Q: (AF): What about the other Services (Army, Navy and Marine) - are they making this change as well?
A: (AF): Not at this time. The Air Force is taking the lead in this initiative. The other Services are interested in the Air Force proposal, but are further behind in the staffing process.
Q: (AF): Is there a DoD requirement to register vehicles at all?
A: (AF): The joint traffic regulation (AFI 31-218 I) currently requires the services to register vehicles, although it does have language that appears to allow for other options. A change to the joint regulation has been in coordination for some time. We think the language in the joint regulation that requires base registration is outdated and became obsolete, when the DoD mandated 100 percent ID card checks for base entry.
Q: (AF): Won't we lose the benefit of centrally registering vehicles in the DoD?
A: (AF): There has never been a central, DoD wide database for vehicle registration. That's one of the big problems with the decals -- although each service uses the same decals, each service has always used its separate and unique registration database.
Vehicle registration information is more quickly and efficiently obtained through computerized State law enforcement databases.
Q: (AF): How will I be able to drive onto sister Service bases without a decal?
A: (AF): Air Force drivers will have to comply with the entry requirements of each particular installation. This might require getting a visitor's pass. Drivers who frequently visit other Service installations may want to consider registering their vehicle at that installation, if allowed to do so.
Q: (AF): Will this initiative apply to overseas bases as well?
A: With the exception of Alaska and Hawaii, no overseas locations use the decals now.
Q: (AF): Have some Air Force installations implemented this initiative already?
A: Yes, Hill AFB, Utah, stopped registering vehicles in June 2006 and Robins AFB, Ga., ceased on Feb. 5. Also Air Combat Command is no longer requiring base registration or decal issuance as of Feb. 7. The AF wide initiative will further standardize these actions and assist other commanders in implementing the initiative in areas under their authority.
Q: (AF): How is this being done at some installations before it is effective Air Force-wide?
A: (AF): Air Force installation commanders have the authority to locally assess the costs and benefits of registering vehicles and issuing decals, and implement this initiative.
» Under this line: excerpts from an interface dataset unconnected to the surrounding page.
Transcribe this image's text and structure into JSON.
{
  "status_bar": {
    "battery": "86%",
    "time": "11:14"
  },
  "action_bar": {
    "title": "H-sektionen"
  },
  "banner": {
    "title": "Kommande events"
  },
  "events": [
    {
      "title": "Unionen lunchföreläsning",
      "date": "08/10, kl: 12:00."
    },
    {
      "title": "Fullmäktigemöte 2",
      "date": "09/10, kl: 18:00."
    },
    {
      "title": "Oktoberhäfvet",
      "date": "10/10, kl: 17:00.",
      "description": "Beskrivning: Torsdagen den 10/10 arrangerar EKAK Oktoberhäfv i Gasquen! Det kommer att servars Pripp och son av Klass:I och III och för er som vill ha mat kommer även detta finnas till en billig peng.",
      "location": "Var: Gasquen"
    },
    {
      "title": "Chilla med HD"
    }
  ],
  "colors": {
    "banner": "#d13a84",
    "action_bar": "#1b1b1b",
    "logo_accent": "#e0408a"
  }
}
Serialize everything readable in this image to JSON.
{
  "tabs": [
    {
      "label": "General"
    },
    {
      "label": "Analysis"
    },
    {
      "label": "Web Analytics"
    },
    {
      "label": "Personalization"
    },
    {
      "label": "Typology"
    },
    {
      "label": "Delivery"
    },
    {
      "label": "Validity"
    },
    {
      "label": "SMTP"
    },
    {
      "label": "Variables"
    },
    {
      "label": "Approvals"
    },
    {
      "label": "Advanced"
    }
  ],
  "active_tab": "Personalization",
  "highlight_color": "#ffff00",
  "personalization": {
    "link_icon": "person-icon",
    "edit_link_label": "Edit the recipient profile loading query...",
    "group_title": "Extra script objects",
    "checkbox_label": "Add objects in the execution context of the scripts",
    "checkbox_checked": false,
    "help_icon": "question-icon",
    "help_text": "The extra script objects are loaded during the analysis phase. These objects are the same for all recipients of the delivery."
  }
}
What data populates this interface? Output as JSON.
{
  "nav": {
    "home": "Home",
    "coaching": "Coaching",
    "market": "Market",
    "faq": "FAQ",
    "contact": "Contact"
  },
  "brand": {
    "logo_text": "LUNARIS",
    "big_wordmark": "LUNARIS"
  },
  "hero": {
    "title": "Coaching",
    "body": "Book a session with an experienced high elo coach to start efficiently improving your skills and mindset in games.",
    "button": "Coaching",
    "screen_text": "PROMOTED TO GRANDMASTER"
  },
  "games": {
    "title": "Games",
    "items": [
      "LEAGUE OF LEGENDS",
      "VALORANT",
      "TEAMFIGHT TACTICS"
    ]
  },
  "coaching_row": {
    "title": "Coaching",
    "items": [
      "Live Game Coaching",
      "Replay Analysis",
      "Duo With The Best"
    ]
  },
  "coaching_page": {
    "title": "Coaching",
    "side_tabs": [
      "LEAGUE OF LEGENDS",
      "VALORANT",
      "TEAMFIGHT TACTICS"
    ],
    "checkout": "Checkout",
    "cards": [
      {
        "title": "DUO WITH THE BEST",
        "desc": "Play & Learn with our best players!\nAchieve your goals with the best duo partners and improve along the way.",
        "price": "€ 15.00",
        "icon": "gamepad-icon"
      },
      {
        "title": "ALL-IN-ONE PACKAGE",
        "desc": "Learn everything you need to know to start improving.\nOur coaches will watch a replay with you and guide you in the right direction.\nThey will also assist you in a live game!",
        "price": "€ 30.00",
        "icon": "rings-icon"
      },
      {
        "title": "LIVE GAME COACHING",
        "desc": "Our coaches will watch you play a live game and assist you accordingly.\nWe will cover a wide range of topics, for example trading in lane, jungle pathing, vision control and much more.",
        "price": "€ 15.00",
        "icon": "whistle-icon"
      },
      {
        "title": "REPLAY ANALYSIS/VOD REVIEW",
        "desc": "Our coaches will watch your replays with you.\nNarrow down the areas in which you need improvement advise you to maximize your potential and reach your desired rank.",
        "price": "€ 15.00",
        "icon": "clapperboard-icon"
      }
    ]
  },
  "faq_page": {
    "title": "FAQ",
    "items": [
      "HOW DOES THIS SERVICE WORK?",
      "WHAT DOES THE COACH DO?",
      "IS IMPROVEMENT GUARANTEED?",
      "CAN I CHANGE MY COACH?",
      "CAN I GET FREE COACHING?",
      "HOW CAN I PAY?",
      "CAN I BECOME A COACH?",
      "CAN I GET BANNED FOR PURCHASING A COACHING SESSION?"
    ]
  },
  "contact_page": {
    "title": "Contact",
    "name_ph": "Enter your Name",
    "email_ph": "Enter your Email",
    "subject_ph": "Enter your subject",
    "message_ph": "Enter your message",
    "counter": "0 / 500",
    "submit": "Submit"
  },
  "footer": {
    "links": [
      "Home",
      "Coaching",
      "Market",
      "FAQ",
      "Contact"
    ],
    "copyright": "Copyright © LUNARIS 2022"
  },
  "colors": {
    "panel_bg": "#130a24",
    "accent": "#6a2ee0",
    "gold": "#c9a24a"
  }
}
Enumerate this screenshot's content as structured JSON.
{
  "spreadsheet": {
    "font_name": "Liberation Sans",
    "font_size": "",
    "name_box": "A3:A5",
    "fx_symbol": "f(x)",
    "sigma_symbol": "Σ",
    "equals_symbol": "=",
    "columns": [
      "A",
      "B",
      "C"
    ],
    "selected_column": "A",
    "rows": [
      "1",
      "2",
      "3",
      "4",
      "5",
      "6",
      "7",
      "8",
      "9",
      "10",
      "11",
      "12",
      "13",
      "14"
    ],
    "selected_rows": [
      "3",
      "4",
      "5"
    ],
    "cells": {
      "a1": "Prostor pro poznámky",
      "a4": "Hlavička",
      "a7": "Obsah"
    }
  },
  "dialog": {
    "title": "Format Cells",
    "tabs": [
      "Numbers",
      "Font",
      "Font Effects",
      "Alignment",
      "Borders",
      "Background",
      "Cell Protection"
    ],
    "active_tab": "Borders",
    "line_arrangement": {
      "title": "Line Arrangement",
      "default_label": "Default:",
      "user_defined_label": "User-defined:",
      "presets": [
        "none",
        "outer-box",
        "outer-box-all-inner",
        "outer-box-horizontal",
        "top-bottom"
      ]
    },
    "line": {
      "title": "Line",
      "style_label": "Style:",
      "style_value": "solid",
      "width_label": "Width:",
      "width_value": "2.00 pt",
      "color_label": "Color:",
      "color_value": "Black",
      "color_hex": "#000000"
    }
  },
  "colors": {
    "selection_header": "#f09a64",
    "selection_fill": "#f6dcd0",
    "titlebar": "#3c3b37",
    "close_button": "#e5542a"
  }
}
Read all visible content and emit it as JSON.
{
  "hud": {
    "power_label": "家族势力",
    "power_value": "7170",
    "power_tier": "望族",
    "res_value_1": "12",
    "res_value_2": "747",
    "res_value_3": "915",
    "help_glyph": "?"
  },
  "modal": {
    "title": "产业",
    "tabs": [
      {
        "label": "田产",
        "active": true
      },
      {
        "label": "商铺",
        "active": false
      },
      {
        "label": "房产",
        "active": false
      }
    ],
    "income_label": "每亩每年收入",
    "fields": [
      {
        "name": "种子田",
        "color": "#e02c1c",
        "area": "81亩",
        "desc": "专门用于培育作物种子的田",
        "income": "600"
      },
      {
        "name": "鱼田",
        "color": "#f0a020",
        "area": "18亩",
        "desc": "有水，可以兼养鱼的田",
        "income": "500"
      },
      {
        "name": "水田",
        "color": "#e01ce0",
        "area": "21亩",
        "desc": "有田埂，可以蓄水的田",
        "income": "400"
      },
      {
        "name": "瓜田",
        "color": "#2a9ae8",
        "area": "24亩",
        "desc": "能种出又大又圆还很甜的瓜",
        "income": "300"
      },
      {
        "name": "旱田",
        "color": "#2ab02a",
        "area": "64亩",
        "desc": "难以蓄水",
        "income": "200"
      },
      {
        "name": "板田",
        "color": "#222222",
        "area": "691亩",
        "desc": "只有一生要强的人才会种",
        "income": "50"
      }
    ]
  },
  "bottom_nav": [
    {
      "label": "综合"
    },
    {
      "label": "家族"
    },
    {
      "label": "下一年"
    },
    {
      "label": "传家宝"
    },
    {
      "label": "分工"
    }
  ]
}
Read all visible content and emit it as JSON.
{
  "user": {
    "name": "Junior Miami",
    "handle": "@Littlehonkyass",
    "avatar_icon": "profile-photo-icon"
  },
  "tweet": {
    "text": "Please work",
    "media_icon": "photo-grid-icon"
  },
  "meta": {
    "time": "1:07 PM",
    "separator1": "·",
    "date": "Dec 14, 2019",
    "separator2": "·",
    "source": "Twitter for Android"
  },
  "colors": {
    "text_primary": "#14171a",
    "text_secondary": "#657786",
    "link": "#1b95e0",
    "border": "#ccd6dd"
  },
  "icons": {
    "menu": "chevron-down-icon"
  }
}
Installation commanders may continue to issue existing stock if they wish, but as of March 15, there is no requirement to do it anymore.